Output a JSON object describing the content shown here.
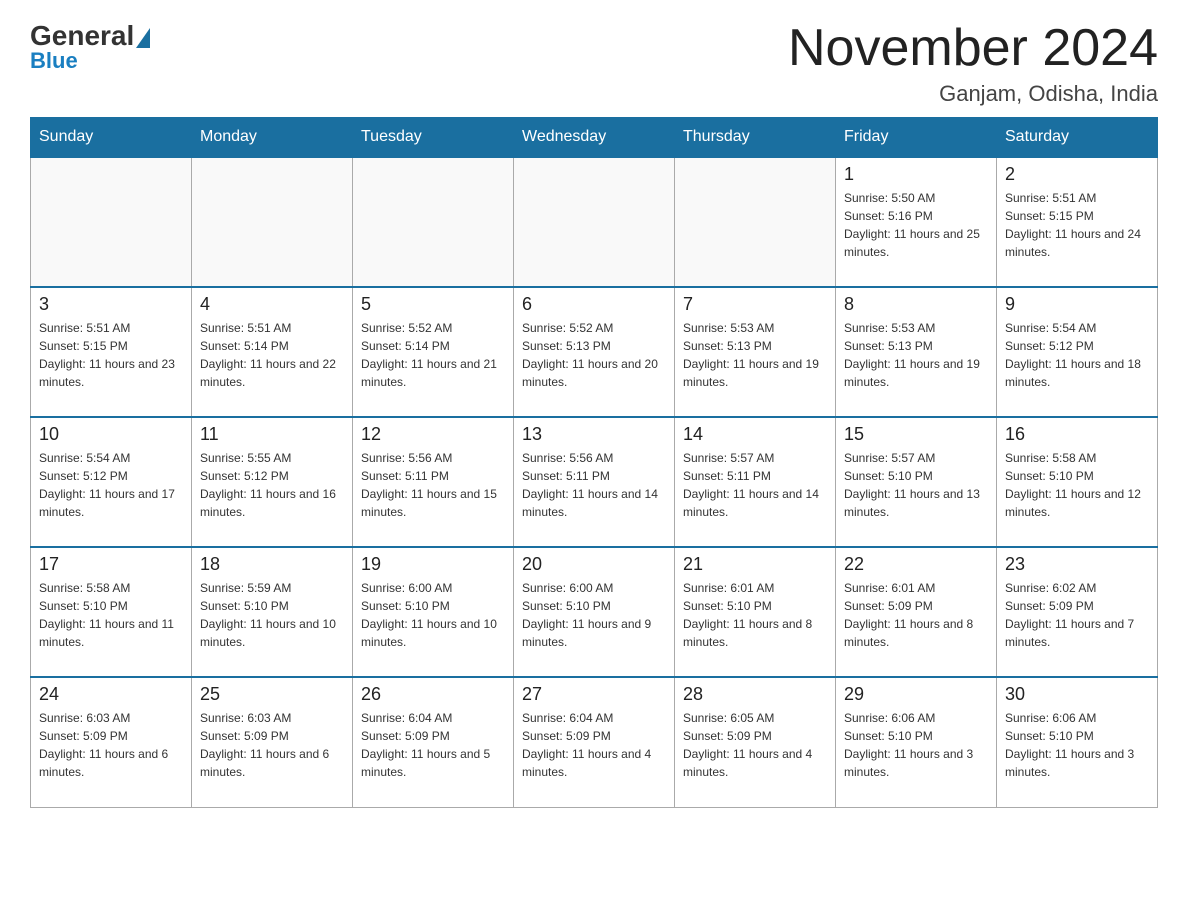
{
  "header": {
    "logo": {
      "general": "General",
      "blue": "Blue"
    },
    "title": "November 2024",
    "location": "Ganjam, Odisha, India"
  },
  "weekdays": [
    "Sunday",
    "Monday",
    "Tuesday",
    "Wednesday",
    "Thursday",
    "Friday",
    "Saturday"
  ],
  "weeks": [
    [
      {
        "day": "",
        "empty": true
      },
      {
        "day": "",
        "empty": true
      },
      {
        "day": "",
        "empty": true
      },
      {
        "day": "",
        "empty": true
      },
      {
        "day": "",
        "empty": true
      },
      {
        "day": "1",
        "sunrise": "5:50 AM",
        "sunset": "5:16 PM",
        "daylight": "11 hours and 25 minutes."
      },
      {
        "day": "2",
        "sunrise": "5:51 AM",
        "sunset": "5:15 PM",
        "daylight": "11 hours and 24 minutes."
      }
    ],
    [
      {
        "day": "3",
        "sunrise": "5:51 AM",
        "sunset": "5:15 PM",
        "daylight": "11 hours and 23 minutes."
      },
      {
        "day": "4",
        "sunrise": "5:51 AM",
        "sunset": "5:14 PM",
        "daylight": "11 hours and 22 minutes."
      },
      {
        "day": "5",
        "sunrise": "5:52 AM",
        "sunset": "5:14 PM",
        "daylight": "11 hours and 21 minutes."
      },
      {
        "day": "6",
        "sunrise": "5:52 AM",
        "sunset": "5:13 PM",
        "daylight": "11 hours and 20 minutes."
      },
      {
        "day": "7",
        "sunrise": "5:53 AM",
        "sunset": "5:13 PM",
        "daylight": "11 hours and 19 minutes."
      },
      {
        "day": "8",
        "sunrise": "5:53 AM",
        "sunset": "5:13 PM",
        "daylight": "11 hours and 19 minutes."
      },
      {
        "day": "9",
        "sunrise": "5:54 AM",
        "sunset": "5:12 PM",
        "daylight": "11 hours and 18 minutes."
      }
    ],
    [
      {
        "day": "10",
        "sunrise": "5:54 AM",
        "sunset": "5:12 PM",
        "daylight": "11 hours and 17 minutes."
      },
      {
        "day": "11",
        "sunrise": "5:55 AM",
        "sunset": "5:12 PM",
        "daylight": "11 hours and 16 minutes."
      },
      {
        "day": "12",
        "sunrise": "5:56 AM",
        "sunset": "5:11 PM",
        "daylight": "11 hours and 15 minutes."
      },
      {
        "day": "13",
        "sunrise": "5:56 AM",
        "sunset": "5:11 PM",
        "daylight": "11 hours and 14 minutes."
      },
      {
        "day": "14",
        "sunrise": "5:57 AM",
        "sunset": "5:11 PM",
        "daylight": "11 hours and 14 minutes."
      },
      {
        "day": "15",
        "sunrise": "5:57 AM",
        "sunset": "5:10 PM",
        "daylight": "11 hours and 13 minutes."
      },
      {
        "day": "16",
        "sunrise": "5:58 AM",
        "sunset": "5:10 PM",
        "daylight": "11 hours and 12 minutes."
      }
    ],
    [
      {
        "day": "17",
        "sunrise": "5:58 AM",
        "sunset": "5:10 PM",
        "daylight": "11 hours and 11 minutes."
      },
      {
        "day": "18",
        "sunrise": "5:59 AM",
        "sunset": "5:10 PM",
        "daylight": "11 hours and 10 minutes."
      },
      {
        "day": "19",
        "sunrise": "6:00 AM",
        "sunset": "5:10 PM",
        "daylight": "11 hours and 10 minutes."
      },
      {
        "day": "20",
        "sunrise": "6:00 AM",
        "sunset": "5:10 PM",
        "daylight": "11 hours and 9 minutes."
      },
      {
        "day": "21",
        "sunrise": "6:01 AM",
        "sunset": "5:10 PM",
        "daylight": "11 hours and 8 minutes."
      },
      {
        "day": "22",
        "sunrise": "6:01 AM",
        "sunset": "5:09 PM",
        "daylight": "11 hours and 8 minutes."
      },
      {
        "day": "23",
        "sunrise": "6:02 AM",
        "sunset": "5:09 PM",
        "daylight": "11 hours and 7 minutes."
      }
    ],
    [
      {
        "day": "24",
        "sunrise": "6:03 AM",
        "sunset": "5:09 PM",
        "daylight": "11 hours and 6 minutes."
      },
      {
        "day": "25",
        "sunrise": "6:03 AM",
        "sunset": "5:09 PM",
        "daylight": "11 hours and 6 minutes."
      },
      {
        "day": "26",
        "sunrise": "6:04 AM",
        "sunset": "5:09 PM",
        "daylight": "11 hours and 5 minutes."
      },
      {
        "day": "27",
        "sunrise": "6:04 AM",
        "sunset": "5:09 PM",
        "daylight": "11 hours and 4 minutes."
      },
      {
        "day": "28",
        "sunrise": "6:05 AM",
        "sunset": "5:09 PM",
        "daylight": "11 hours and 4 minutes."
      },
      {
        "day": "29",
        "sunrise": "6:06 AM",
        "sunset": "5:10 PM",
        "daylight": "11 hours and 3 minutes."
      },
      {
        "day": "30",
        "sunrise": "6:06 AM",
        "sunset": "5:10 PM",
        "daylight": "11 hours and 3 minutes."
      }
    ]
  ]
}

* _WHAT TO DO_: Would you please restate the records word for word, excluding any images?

* _SOLUTION TO THE EXERCISE_:
Output a JSON object describing the content shown here.
{
  "header": {
    "logo": {
      "general": "General",
      "blue": "Blue"
    },
    "title": "November 2024",
    "location": "Ganjam, Odisha, India"
  },
  "weekdays": [
    "Sunday",
    "Monday",
    "Tuesday",
    "Wednesday",
    "Thursday",
    "Friday",
    "Saturday"
  ],
  "weeks": [
    [
      {
        "day": "",
        "empty": true
      },
      {
        "day": "",
        "empty": true
      },
      {
        "day": "",
        "empty": true
      },
      {
        "day": "",
        "empty": true
      },
      {
        "day": "",
        "empty": true
      },
      {
        "day": "1",
        "sunrise": "5:50 AM",
        "sunset": "5:16 PM",
        "daylight": "11 hours and 25 minutes."
      },
      {
        "day": "2",
        "sunrise": "5:51 AM",
        "sunset": "5:15 PM",
        "daylight": "11 hours and 24 minutes."
      }
    ],
    [
      {
        "day": "3",
        "sunrise": "5:51 AM",
        "sunset": "5:15 PM",
        "daylight": "11 hours and 23 minutes."
      },
      {
        "day": "4",
        "sunrise": "5:51 AM",
        "sunset": "5:14 PM",
        "daylight": "11 hours and 22 minutes."
      },
      {
        "day": "5",
        "sunrise": "5:52 AM",
        "sunset": "5:14 PM",
        "daylight": "11 hours and 21 minutes."
      },
      {
        "day": "6",
        "sunrise": "5:52 AM",
        "sunset": "5:13 PM",
        "daylight": "11 hours and 20 minutes."
      },
      {
        "day": "7",
        "sunrise": "5:53 AM",
        "sunset": "5:13 PM",
        "daylight": "11 hours and 19 minutes."
      },
      {
        "day": "8",
        "sunrise": "5:53 AM",
        "sunset": "5:13 PM",
        "daylight": "11 hours and 19 minutes."
      },
      {
        "day": "9",
        "sunrise": "5:54 AM",
        "sunset": "5:12 PM",
        "daylight": "11 hours and 18 minutes."
      }
    ],
    [
      {
        "day": "10",
        "sunrise": "5:54 AM",
        "sunset": "5:12 PM",
        "daylight": "11 hours and 17 minutes."
      },
      {
        "day": "11",
        "sunrise": "5:55 AM",
        "sunset": "5:12 PM",
        "daylight": "11 hours and 16 minutes."
      },
      {
        "day": "12",
        "sunrise": "5:56 AM",
        "sunset": "5:11 PM",
        "daylight": "11 hours and 15 minutes."
      },
      {
        "day": "13",
        "sunrise": "5:56 AM",
        "sunset": "5:11 PM",
        "daylight": "11 hours and 14 minutes."
      },
      {
        "day": "14",
        "sunrise": "5:57 AM",
        "sunset": "5:11 PM",
        "daylight": "11 hours and 14 minutes."
      },
      {
        "day": "15",
        "sunrise": "5:57 AM",
        "sunset": "5:10 PM",
        "daylight": "11 hours and 13 minutes."
      },
      {
        "day": "16",
        "sunrise": "5:58 AM",
        "sunset": "5:10 PM",
        "daylight": "11 hours and 12 minutes."
      }
    ],
    [
      {
        "day": "17",
        "sunrise": "5:58 AM",
        "sunset": "5:10 PM",
        "daylight": "11 hours and 11 minutes."
      },
      {
        "day": "18",
        "sunrise": "5:59 AM",
        "sunset": "5:10 PM",
        "daylight": "11 hours and 10 minutes."
      },
      {
        "day": "19",
        "sunrise": "6:00 AM",
        "sunset": "5:10 PM",
        "daylight": "11 hours and 10 minutes."
      },
      {
        "day": "20",
        "sunrise": "6:00 AM",
        "sunset": "5:10 PM",
        "daylight": "11 hours and 9 minutes."
      },
      {
        "day": "21",
        "sunrise": "6:01 AM",
        "sunset": "5:10 PM",
        "daylight": "11 hours and 8 minutes."
      },
      {
        "day": "22",
        "sunrise": "6:01 AM",
        "sunset": "5:09 PM",
        "daylight": "11 hours and 8 minutes."
      },
      {
        "day": "23",
        "sunrise": "6:02 AM",
        "sunset": "5:09 PM",
        "daylight": "11 hours and 7 minutes."
      }
    ],
    [
      {
        "day": "24",
        "sunrise": "6:03 AM",
        "sunset": "5:09 PM",
        "daylight": "11 hours and 6 minutes."
      },
      {
        "day": "25",
        "sunrise": "6:03 AM",
        "sunset": "5:09 PM",
        "daylight": "11 hours and 6 minutes."
      },
      {
        "day": "26",
        "sunrise": "6:04 AM",
        "sunset": "5:09 PM",
        "daylight": "11 hours and 5 minutes."
      },
      {
        "day": "27",
        "sunrise": "6:04 AM",
        "sunset": "5:09 PM",
        "daylight": "11 hours and 4 minutes."
      },
      {
        "day": "28",
        "sunrise": "6:05 AM",
        "sunset": "5:09 PM",
        "daylight": "11 hours and 4 minutes."
      },
      {
        "day": "29",
        "sunrise": "6:06 AM",
        "sunset": "5:10 PM",
        "daylight": "11 hours and 3 minutes."
      },
      {
        "day": "30",
        "sunrise": "6:06 AM",
        "sunset": "5:10 PM",
        "daylight": "11 hours and 3 minutes."
      }
    ]
  ]
}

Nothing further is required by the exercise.